Regarding medical documentation, what do patients have a right to access?

Under the new law, they have a right to get all of their documents. Prior to the law, they didn’t have a right to subjective opinions from the doctors, but now, unless there is an extreme situation (i.e. a patient would be in danger), the doctor has to provide the entire medical file. Even now, doctors will only provide parts of the patient file, or deny the patient the right to access the file (one physician told the patient he could not provide the file because of the data protection law), or take a long time to respond to the patient’s request. It seems that doctors know that there is some legal right for patients to access their file and either they just don’t know the extent of the right to access or they just ignore it.

Our main goal is “health empowerment,” which means giving people the information they need to help themselves. So, we don’t actually get the documents for them but we let them know their rights.

From my prior research, it seems that Germany is progressing toward talking about errors within the healthcare organization through systems like CIRS, but it appears that there are still some problems with communication with patients after unexpected treatment outcomes?

Yes, we have great error reporting systems, but the doctors forgot to talk to the patients. We recently had a big discussion with APS, which is concerned with patient safety, and they talk about lack of communication being a huge problem. We were discussing whether communication training should be a mandatory part of the medical curriculum. Twenty years ago the medical profession in Germany was very paternalistic, and although it has changed since then, the paternalistic attitudes return when there are conflict situations.

What does the law say regarding error disclosure to patients?

The civil law doesn’t require doctors to disclose errors unless it is necessary to protect patients from further harm or unless the patient asks. This is really weird, because patients to not want to question their doctors without knowing what happened. And, doctors are really concerned that if they talk about errors with patients, then their malpractice insurance company will withdraw from the claim. But, we changed the law to avoid that – doctors can now communicate with patients about medical errors without risking their insurance coverage. However, I recently read an article that discussed how the change in the law did not affect the doctors’ communication practices. I think it is because of the strong error culture in the hospitals. Doctors are told that they will endanger the insurance for the whole hospital, and it is typical in Germany that if someone makes a mistake, they do not talk about it.

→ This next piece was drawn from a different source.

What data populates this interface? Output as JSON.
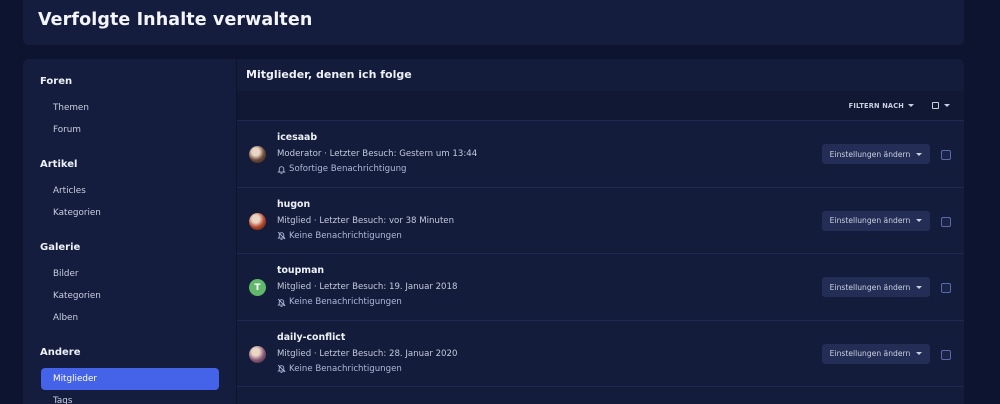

Of course, we do advise patients that under the new law they have a right to ask the doctor is there was an error and that the doctor must disclose this if they ask.

So, overall, it seems like communication with patients is a big problem, as least from the perspective of the patients you consult?

Definitely, one of the main conclusions in our annual report last year was the need for better communication between doctors and patients.

Doctors make sure to communicate with patients before treatment, because it is considered a treatment error in Germany if they don’t get proper informed consent, but when the treatment is over, the patient is left to figure out what happened on their own. The tradition is that patients get a letter from the doctor who was in charge of the treatment, but the letter is written in medical terms, so the patient cannot understand what it says. Patients also speak to someone before they leave the hospital, but it usually is not the doctor responsible for their treatment, and the doctor speaking to them just reads from the medical record, and no one really knows what happened with the patient’s treatment. I think this whole process needs to be reformed. It is like they forget the patient after the treatment is finished.